+++ Data for review +++

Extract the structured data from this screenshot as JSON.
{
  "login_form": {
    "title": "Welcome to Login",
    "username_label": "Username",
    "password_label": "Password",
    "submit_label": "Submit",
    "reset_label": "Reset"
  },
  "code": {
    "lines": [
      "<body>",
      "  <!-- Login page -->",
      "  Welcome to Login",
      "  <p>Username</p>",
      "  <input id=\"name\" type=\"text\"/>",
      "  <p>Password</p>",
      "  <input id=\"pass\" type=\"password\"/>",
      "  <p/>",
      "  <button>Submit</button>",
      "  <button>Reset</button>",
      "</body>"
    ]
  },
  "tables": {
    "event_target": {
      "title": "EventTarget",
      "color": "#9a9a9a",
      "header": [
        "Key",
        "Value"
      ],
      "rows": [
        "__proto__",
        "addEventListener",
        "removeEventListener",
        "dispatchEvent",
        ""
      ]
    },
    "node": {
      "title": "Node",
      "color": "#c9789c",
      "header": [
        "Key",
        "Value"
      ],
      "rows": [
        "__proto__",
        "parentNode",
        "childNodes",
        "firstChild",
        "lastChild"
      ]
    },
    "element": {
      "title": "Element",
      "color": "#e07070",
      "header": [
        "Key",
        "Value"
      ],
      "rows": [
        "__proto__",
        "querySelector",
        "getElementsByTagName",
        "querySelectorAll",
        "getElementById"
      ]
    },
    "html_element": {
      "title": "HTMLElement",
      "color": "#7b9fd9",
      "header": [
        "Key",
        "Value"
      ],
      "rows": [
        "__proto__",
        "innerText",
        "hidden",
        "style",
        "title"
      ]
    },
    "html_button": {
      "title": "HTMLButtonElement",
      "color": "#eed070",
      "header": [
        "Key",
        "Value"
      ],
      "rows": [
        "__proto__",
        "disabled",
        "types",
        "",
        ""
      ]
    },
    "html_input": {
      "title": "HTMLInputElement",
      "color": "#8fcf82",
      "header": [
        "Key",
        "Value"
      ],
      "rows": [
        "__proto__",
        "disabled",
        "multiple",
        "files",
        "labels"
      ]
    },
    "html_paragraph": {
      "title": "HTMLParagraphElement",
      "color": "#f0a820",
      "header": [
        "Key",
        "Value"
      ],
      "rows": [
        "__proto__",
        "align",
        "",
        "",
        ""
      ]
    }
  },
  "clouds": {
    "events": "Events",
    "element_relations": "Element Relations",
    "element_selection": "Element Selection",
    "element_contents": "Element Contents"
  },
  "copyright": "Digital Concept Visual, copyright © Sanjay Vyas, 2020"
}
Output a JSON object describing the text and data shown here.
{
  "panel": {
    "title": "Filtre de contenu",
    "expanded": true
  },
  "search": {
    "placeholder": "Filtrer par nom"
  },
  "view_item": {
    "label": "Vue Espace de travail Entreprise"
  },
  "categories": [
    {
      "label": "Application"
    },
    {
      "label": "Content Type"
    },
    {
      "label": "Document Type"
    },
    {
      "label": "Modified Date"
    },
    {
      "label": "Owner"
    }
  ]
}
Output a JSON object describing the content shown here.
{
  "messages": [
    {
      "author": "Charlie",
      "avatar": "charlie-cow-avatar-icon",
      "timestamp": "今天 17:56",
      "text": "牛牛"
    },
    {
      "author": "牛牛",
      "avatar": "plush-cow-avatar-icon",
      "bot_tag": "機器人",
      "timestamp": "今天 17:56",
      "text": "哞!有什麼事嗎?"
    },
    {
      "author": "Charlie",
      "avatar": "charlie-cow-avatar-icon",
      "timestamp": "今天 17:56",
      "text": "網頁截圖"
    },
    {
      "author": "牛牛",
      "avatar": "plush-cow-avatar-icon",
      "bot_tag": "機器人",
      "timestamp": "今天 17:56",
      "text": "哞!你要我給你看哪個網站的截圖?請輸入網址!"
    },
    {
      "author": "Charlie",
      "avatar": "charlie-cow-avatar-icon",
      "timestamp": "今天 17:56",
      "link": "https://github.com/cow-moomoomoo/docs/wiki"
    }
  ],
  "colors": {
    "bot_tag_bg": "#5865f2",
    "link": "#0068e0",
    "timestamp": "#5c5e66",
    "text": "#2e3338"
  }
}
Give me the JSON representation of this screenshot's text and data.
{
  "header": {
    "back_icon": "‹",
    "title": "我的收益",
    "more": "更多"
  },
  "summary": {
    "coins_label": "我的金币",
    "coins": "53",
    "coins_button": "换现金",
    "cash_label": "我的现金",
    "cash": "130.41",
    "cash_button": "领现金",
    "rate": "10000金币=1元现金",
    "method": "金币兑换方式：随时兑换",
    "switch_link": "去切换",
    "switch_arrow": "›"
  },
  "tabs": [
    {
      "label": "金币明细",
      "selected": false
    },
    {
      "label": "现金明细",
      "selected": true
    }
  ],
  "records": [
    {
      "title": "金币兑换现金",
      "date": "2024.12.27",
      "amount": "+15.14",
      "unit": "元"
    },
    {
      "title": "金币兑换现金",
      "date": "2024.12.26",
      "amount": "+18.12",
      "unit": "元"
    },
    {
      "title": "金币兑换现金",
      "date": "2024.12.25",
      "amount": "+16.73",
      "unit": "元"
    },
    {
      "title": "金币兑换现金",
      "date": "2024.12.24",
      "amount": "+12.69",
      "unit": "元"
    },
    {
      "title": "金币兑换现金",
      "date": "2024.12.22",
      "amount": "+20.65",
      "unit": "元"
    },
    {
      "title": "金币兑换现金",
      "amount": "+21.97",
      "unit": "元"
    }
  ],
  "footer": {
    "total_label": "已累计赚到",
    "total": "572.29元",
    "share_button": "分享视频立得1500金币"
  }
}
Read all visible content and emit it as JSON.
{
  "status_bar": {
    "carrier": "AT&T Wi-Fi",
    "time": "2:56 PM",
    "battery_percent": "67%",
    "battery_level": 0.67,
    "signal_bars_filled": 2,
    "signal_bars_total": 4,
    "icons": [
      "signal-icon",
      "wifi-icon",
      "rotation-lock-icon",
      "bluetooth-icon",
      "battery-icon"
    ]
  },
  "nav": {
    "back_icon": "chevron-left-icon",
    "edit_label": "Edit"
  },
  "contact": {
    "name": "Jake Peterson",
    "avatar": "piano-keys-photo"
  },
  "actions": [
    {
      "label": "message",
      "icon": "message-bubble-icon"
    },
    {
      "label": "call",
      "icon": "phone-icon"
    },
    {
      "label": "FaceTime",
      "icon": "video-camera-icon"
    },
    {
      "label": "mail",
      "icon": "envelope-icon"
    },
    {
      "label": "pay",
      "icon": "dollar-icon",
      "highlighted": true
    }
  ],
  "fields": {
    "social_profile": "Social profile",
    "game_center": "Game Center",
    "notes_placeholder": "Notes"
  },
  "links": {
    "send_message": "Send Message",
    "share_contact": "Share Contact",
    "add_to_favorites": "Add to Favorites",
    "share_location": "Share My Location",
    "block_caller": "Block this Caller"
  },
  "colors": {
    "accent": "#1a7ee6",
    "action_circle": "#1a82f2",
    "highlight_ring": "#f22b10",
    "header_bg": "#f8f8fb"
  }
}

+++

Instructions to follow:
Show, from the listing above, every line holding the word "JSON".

Exercise answer:
Extract the structured data from this screenshot as JSON.
Output a JSON object describing the text and data shown here.
Output a JSON object describing the content shown here.
Give me the JSON representation of this screenshot's text and data.
Read all visible content and emit it as JSON.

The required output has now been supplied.